§ **Work item**
Using the records below, copy every line that holds the string "Search".
-- Material to process follows --
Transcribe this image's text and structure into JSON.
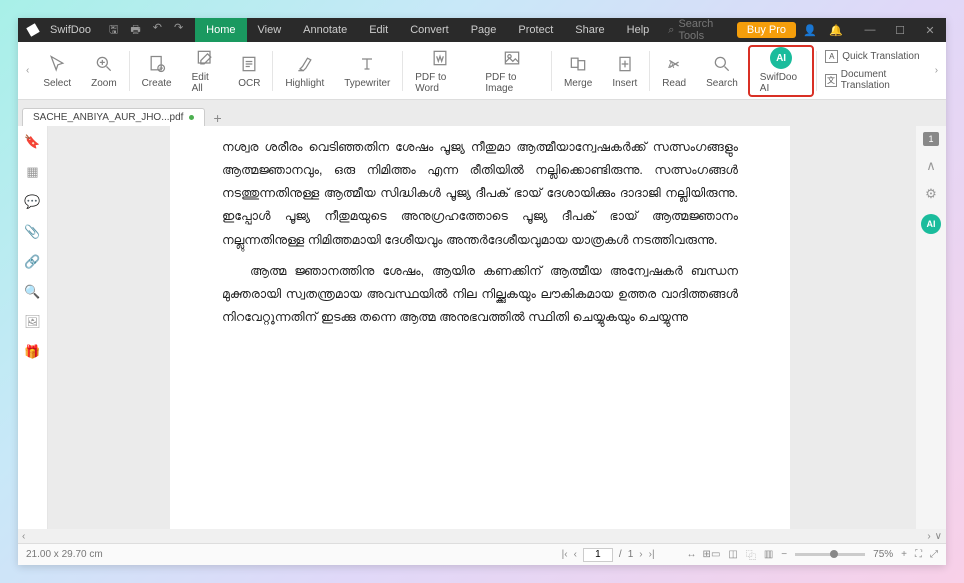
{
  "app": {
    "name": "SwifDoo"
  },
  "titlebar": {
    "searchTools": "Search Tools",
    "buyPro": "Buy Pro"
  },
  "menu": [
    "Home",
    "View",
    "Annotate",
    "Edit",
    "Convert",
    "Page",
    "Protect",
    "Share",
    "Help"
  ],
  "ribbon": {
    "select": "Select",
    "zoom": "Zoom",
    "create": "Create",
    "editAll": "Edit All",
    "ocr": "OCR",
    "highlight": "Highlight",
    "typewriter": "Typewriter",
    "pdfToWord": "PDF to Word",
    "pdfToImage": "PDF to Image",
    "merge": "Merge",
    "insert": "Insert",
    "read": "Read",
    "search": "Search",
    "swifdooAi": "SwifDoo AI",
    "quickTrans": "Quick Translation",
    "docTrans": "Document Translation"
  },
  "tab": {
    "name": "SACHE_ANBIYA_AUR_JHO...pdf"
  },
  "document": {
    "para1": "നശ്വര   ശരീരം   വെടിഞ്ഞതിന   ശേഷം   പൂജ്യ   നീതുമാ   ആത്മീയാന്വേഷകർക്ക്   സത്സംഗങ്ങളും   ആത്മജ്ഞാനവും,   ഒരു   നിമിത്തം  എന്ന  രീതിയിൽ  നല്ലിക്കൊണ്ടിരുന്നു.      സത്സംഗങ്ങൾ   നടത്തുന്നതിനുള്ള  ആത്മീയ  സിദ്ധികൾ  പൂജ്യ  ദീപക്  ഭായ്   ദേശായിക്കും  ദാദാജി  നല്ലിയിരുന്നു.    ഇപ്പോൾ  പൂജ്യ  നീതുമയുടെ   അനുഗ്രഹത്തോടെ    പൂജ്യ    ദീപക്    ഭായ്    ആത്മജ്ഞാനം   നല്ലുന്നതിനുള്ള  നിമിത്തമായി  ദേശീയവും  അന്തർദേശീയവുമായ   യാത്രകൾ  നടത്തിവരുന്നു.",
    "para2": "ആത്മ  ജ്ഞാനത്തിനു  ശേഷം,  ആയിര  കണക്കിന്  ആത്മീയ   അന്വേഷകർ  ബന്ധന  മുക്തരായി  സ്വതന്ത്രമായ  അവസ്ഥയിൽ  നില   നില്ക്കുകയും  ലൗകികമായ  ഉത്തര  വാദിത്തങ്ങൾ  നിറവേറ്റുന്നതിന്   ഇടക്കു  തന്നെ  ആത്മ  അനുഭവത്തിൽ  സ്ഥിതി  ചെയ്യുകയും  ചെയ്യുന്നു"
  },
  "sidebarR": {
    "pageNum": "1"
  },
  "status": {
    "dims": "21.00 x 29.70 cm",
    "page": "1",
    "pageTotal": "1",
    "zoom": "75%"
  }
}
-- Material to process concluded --
§ **Finished task**
    "searchTools": "Search Tools",
    "search": "Search",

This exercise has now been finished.